Members of Sunderland LGBT (Lesbian, Gay, Bi-sexual, Transgender) Equality Forum, the city council’s Supporting Equality Network and the local LGBT community were joined by supporters and representatives including Gentoo, Northumbria Police and Stonewall to see the Rainbow flag being raised.
The range of people and organisations attending the event support the IDAHOT 2018 theme of 'Alliances for Solidarity', which has been chosen in recognition of the importance of strengthening alliances in order to create change.
Councillor Scanlan said: "It’s fantastic that so many people are attending to see the Rainbow flag being raised.
"It is a clear indication of the support for International Day Against Homophobia, Transphobia and Biphobia.
"It shows we are already working in a way that supports the 'Alliances for Solidarity' theme of the day.
"We all carry out important work as individuals and as separate organisations.
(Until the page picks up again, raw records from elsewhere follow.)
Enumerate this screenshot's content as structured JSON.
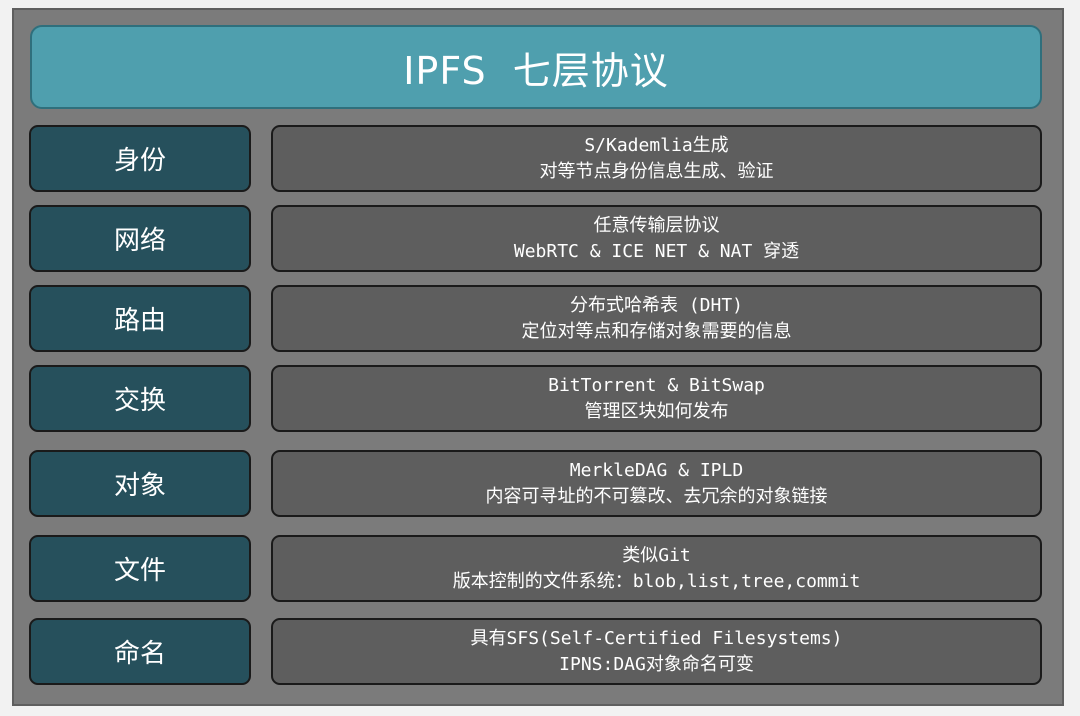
{
  "title": "IPFS  七层协议",
  "layers": [
    {
      "name": "身份",
      "line1": "S/Kademlia生成",
      "line2": "对等节点身份信息生成、验证"
    },
    {
      "name": "网络",
      "line1": "任意传输层协议",
      "line2": "WebRTC & ICE NET & NAT 穿透"
    },
    {
      "name": "路由",
      "line1": "分布式哈希表 (DHT)",
      "line2": "定位对等点和存储对象需要的信息"
    },
    {
      "name": "交换",
      "line1": "BitTorrent & BitSwap",
      "line2": "管理区块如何发布"
    },
    {
      "name": "对象",
      "line1": "MerkleDAG & IPLD",
      "line2": "内容可寻址的不可篡改、去冗余的对象链接"
    },
    {
      "name": "文件",
      "line1": "类似Git",
      "line2": "版本控制的文件系统：blob,list,tree,commit"
    },
    {
      "name": "命名",
      "line1": "具有SFS(Self-Certified Filesystems)",
      "line2": "IPNS:DAG对象命名可变"
    }
  ],
  "colors": {
    "title_bg": "#4f9fae",
    "label_bg": "#26505c",
    "desc_bg": "#5e5e5e",
    "frame_bg": "#7b7b7b"
  }
}
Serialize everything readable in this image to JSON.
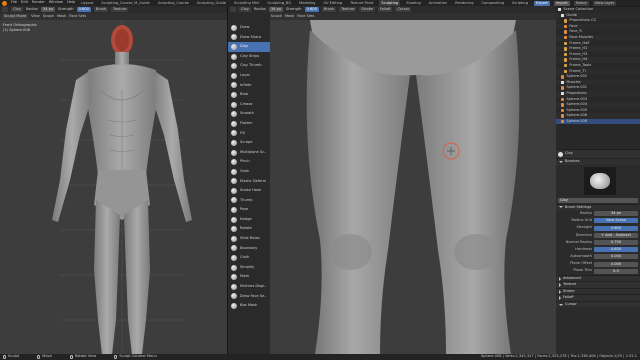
{
  "topbar": {
    "menus": [
      "File",
      "Edit",
      "Render",
      "Window",
      "Help"
    ],
    "workspaces": [
      "Layout",
      "Sculpting_Course_M_Guide",
      "Sculpting_Course",
      "Sculpting_Guide",
      "Sculpting Mini",
      "Sculpting_BG",
      "Modeling",
      "UV Editing",
      "Texture Paint",
      "Shading",
      "Animation",
      "Rendering",
      "Compositing",
      "Scripting"
    ],
    "active_workspace": "Sculpting",
    "scene": "Scene",
    "view_layer": "View Layer",
    "buttons": [
      "Export",
      "Import"
    ]
  },
  "left_header": {
    "brush": "Clay",
    "radius_label": "Radius",
    "radius": "34 px",
    "strength_label": "Strength",
    "strength": "0.600",
    "brush_menu": "Brush",
    "texture_menu": "Texture"
  },
  "left_subheader": {
    "mode": "Sculpt Mode",
    "menus": [
      "View",
      "Sculpt",
      "Mask",
      "Face Sets"
    ]
  },
  "left_viewport": {
    "view": "Front Orthographic",
    "object": "(1) Sphere.008"
  },
  "right_header": {
    "brush": "Clay",
    "radius_label": "Radius",
    "radius": "34 px",
    "strength_label": "Strength",
    "strength": "0.600",
    "brush_menu": "Brush",
    "texture_menu": "Texture",
    "stroke_menu": "Stroke",
    "falloff_menu": "Falloff",
    "cursor_menu": "Cursor"
  },
  "right_subheader": {
    "mode": "Sculpt Mode",
    "menus": [
      "View",
      "Sculpt",
      "Mask",
      "Face Sets"
    ]
  },
  "right_viewport": {
    "view": "Front Orthographic",
    "object": "(1) Sphere.008"
  },
  "tools": [
    "Draw",
    "Draw Sharp",
    "Clay",
    "Clay Strips",
    "Clay Thumb",
    "Layer",
    "Inflate",
    "Blob",
    "Crease",
    "Smooth",
    "Flatten",
    "Fill",
    "Scrape",
    "Multiplane Sc..",
    "Pinch",
    "Grab",
    "Elastic Deform",
    "Snake Hook",
    "Thumb",
    "Pose",
    "Nudge",
    "Rotate",
    "Slide Relax",
    "Boundary",
    "Cloth",
    "Simplify",
    "Mask",
    "Multires Displ..",
    "Draw Face Se..",
    "Box Mask"
  ],
  "active_tool": "Clay",
  "outliner": {
    "title": "Scene Collection",
    "rows": [
      "Scene Collection",
      "Guide",
      "Proportions CS",
      "Face",
      "Face_R",
      "Face Muscles",
      "Frame_Half",
      "Frame_H2",
      "Frame_H3",
      "Frame_H4",
      "Frame_Tools",
      "Frame_Tl",
      "Sphere.002",
      "Muscles",
      "Sphere.001",
      "Proportions",
      "Sphere.003",
      "Sphere.004",
      "Sphere.005",
      "Sphere.006",
      "Sphere.008"
    ],
    "selected": "Sphere.008"
  },
  "properties": {
    "tool_name": "Clay",
    "brushes_label": "Brushes",
    "brush_name": "Clay",
    "brush_settings_label": "Brush Settings",
    "rows": [
      {
        "label": "Radius",
        "value": "34 px"
      },
      {
        "label": "Radius Unit",
        "value": "View   Scene"
      },
      {
        "label": "Strength",
        "value": "0.600"
      },
      {
        "label": "Direction",
        "value": "+ Add   - Subtract"
      },
      {
        "label": "Normal Radius",
        "value": "0.750"
      },
      {
        "label": "Hardness",
        "value": "0.650"
      },
      {
        "label": "Autosmooth",
        "value": "0.000"
      },
      {
        "label": "Plane Offset",
        "value": "0.000"
      },
      {
        "label": "Plane Trim",
        "value": "0.5"
      }
    ],
    "sections": [
      "Advanced",
      "Texture",
      "Stroke",
      "Falloff",
      "Cursor"
    ]
  },
  "statusbar": {
    "items": [
      "Sculpt",
      "Move",
      "Rotate View",
      "Sculpt Context Menu"
    ],
    "right": "Sphere.008 | Verts:2,345,327 | Faces:2,333,278 | Tris:2,338,406 | Objects:1/29 | 2.93.1"
  },
  "colors": {
    "accent": "#4772b3",
    "bg": "#3d3d3d",
    "figure": "#9a9a9a",
    "orange": "#e87d0d"
  }
}
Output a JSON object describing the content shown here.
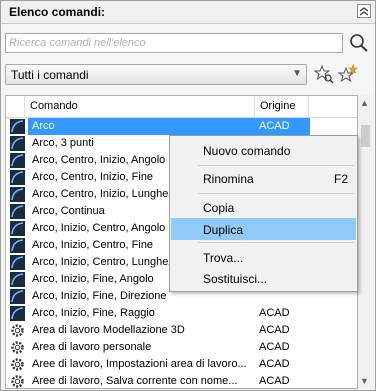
{
  "header": {
    "title": "Elenco comandi:"
  },
  "search": {
    "placeholder": "Ricerca comandi nell'elenco"
  },
  "filter": {
    "selected": "Tutti i comandi"
  },
  "columns": {
    "command": "Comando",
    "origin": "Origine"
  },
  "rows": [
    {
      "name": "Arco",
      "origin": "ACAD",
      "icon": "arc-icon",
      "selected": true
    },
    {
      "name": "Arco, 3 punti",
      "origin": "",
      "icon": "arc-icon"
    },
    {
      "name": "Arco, Centro, Inizio, Angolo",
      "origin": "",
      "icon": "arc-icon"
    },
    {
      "name": "Arco, Centro, Inizio, Fine",
      "origin": "",
      "icon": "arc-icon"
    },
    {
      "name": "Arco, Centro, Inizio, Lunghez",
      "origin": "",
      "icon": "arc-icon"
    },
    {
      "name": "Arco, Continua",
      "origin": "",
      "icon": "arc-icon"
    },
    {
      "name": "Arco, Inizio, Centro, Angolo",
      "origin": "",
      "icon": "arc-icon"
    },
    {
      "name": "Arco, Inizio, Centro, Fine",
      "origin": "",
      "icon": "arc-icon"
    },
    {
      "name": "Arco, Inizio, Centro, Lunghez",
      "origin": "",
      "icon": "arc-icon"
    },
    {
      "name": "Arco, Inizio, Fine, Angolo",
      "origin": "",
      "icon": "arc-icon"
    },
    {
      "name": "Arco, Inizio, Fine, Direzione",
      "origin": "",
      "icon": "arc-icon"
    },
    {
      "name": "Arco, Inizio, Fine, Raggio",
      "origin": "ACAD",
      "icon": "arc-icon"
    },
    {
      "name": "Area di lavoro Modellazione 3D",
      "origin": "ACAD",
      "icon": "gear-icon"
    },
    {
      "name": "Area di lavoro personale",
      "origin": "ACAD",
      "icon": "gear-icon"
    },
    {
      "name": "Aree di lavoro, Impostazioni area di lavoro...",
      "origin": "ACAD",
      "icon": "gear-icon"
    },
    {
      "name": "Aree di lavoro, Salva corrente con nome...",
      "origin": "ACAD",
      "icon": "gear-icon"
    }
  ],
  "context_menu": {
    "new_command": "Nuovo comando",
    "rename": "Rinomina",
    "rename_shortcut": "F2",
    "copy": "Copia",
    "duplicate": "Duplica",
    "find": "Trova...",
    "replace": "Sostituisci..."
  },
  "colors": {
    "selection": "#3399ff",
    "menu_hover": "#91c9f7",
    "icon_blue": "#1f5aa6"
  }
}
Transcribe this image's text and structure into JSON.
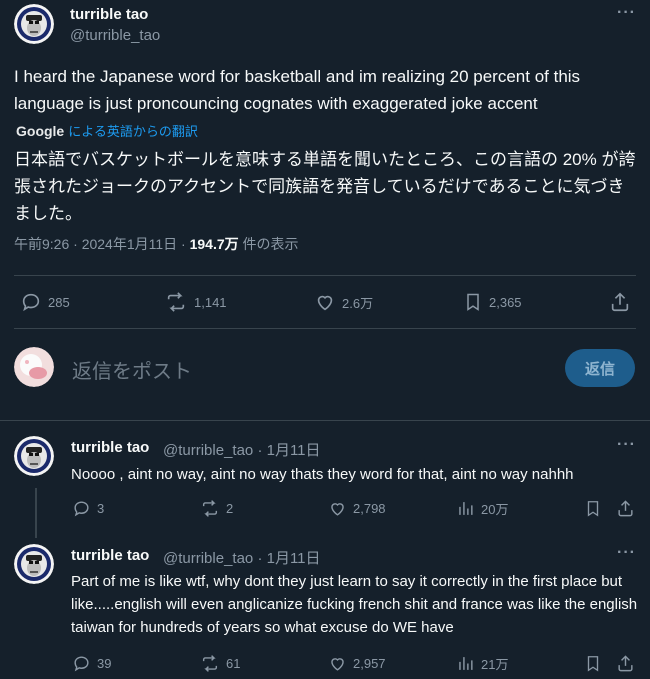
{
  "main": {
    "name": "turrible tao",
    "handle": "@turrible_tao",
    "more": "···",
    "text": "I heard the Japanese word for basketball and im realizing 20 percent of this language is just proncouncing cognates with exaggerated joke accent",
    "translate_brand": "Google",
    "translate_label": "による英語からの翻訳",
    "translation": "日本語でバスケットボールを意味する単語を聞いたところ、この言語の 20% が誇張されたジョークのアクセントで同族語を発音しているだけであることに気づきました。",
    "meta_time": "午前9:26 · 2024年1月11日 · ",
    "meta_views": "194.7万",
    "meta_views_label": " 件の表示",
    "replies": "285",
    "reposts": "1,141",
    "likes": "2.6万",
    "bookmarks": "2,365"
  },
  "composer": {
    "placeholder": "返信をポスト",
    "button": "返信"
  },
  "replies": [
    {
      "name": "turrible tao",
      "handle": "@turrible_tao · 1月11日",
      "text": "Noooo , aint no way, aint no way thats they word for that, aint no way nahhh",
      "replies": "3",
      "reposts": "2",
      "likes": "2,798",
      "views": "20万"
    },
    {
      "name": "turrible tao",
      "handle": "@turrible_tao · 1月11日",
      "text": "Part of me is like wtf, why dont they just learn to say it correctly in the first place but like.....english will even anglicanize fucking french shit and france was like the english taiwan for hundreds of years so what excuse do WE have",
      "replies": "39",
      "reposts": "61",
      "likes": "2,957",
      "views": "21万"
    }
  ],
  "colors": {
    "background": "#15202b",
    "accent": "#1d9bf0",
    "muted": "#8b98a5",
    "divider": "#38444d"
  }
}
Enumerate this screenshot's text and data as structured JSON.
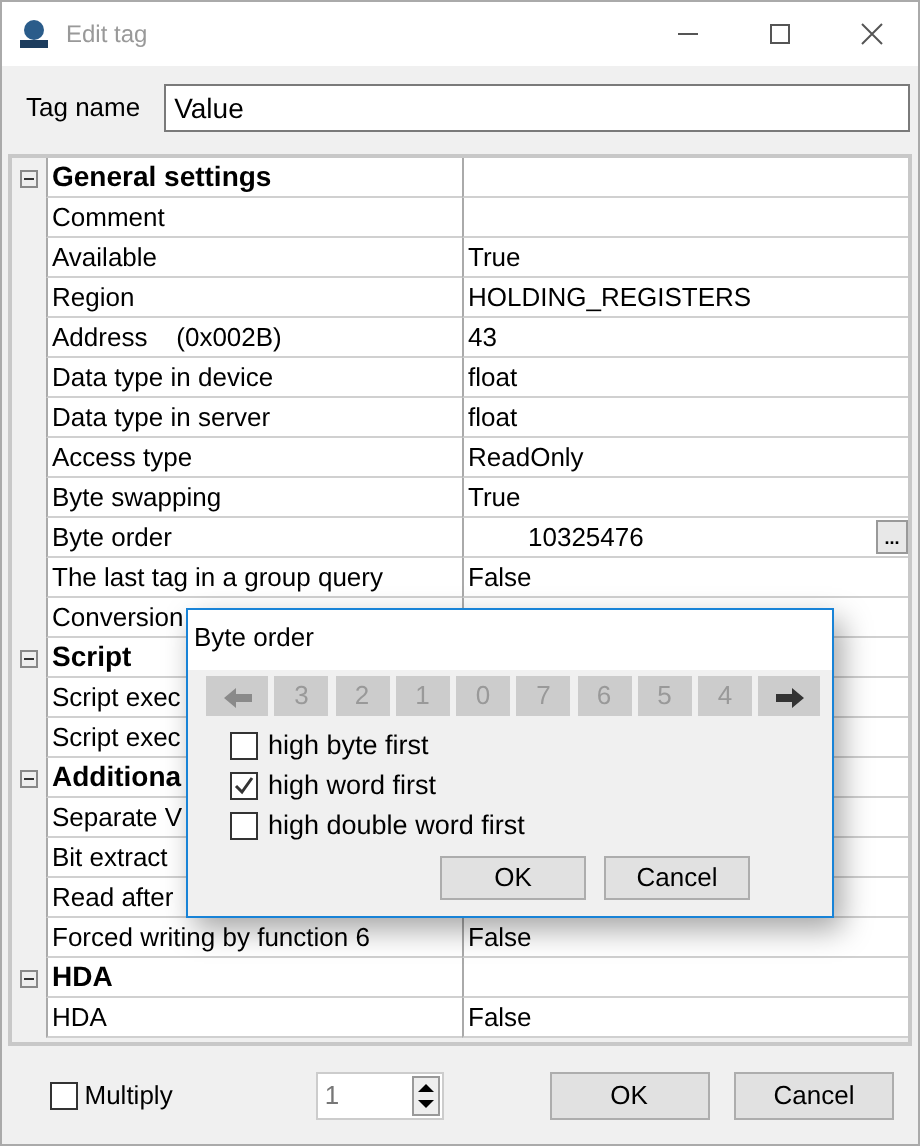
{
  "window": {
    "title": "Edit tag"
  },
  "tag_name": {
    "label": "Tag name",
    "value": "Value"
  },
  "sections": [
    {
      "title": "General settings",
      "expanded": true,
      "rows": [
        {
          "label": "Comment",
          "value": ""
        },
        {
          "label": "Available",
          "value": "True"
        },
        {
          "label": "Region",
          "value": "HOLDING_REGISTERS"
        },
        {
          "label": "Address    (0x002B)",
          "value": "43"
        },
        {
          "label": "Data type in device",
          "value": "float"
        },
        {
          "label": "Data type in server",
          "value": "float"
        },
        {
          "label": "Access type",
          "value": "ReadOnly"
        },
        {
          "label": "Byte swapping",
          "value": "True"
        },
        {
          "label": "Byte order",
          "value": "10325476",
          "button": "..."
        },
        {
          "label": "The last tag in a group query",
          "value": "False"
        },
        {
          "label": "Conversion",
          "value": ""
        }
      ]
    },
    {
      "title": "Script",
      "expanded": true,
      "rows": [
        {
          "label": "Script exec",
          "value": ""
        },
        {
          "label": "Script exec",
          "value": ""
        }
      ]
    },
    {
      "title": "Additiona",
      "expanded": true,
      "rows": [
        {
          "label": "Separate V",
          "value": ""
        },
        {
          "label": "Bit extract",
          "value": ""
        },
        {
          "label": "Read after",
          "value": ""
        },
        {
          "label": "Forced writing by function 6",
          "value": "False"
        }
      ]
    },
    {
      "title": "HDA",
      "expanded": true,
      "rows": [
        {
          "label": "HDA",
          "value": "False"
        }
      ]
    }
  ],
  "popup": {
    "title": "Byte order",
    "order_buttons": [
      {
        "kind": "arrow-left",
        "disabled": true
      },
      {
        "kind": "digit",
        "label": "3",
        "disabled": true
      },
      {
        "kind": "digit",
        "label": "2",
        "disabled": true
      },
      {
        "kind": "digit",
        "label": "1",
        "disabled": true
      },
      {
        "kind": "digit",
        "label": "0",
        "disabled": true
      },
      {
        "kind": "digit",
        "label": "7",
        "disabled": true
      },
      {
        "kind": "digit",
        "label": "6",
        "disabled": true
      },
      {
        "kind": "digit",
        "label": "5",
        "disabled": true
      },
      {
        "kind": "digit",
        "label": "4",
        "disabled": true
      },
      {
        "kind": "arrow-right",
        "disabled": false
      }
    ],
    "options": [
      {
        "label": "high byte first",
        "checked": false
      },
      {
        "label": "high word first",
        "checked": true
      },
      {
        "label": "high double word first",
        "checked": false
      }
    ],
    "buttons": [
      "OK",
      "Cancel"
    ]
  },
  "footer": {
    "multiply": {
      "label": "Multiply",
      "checked": false
    },
    "count": "1",
    "buttons": [
      "OK",
      "Cancel"
    ]
  }
}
However, when we come together we can make a real difference in our city.
"The day is an opportunity for us all to reinforce our partnerships and to reach out to others to raise awareness of the work we do to promote equality of opportunity.
"We can also use this occasion to celebrate our commonalities and to show we can all be allies to others with a range of different backgrounds, identities and circumstances.
"In this way we can all support people in Sunderland to fulfil their potential and be the best they can be.“
IDAHO (International Day against Homophobia) was launched in 2004 and has since become internationally recognised.
In 2009 it became IDAHOT when transgender was added to recognise the different issues between sexual orientation and gender expression.
In 2015, biphobia was also added to the title, to acknowledge the specific issues faced by bisexual people.
People or people who know someone who has suffered violence or hostility because of their sexual orientation, gender identity (including Trans), race, disability, age, race or faith can call: 0191 520 5550.
Calls are confidential.
They can also be reported to police on the non-emergency 101 line or if someone is in immediate danger call 999.
If you or someone else is in immediate danger call 999
For more information on the international campaign go to http://dayagainsthomophobia.org/.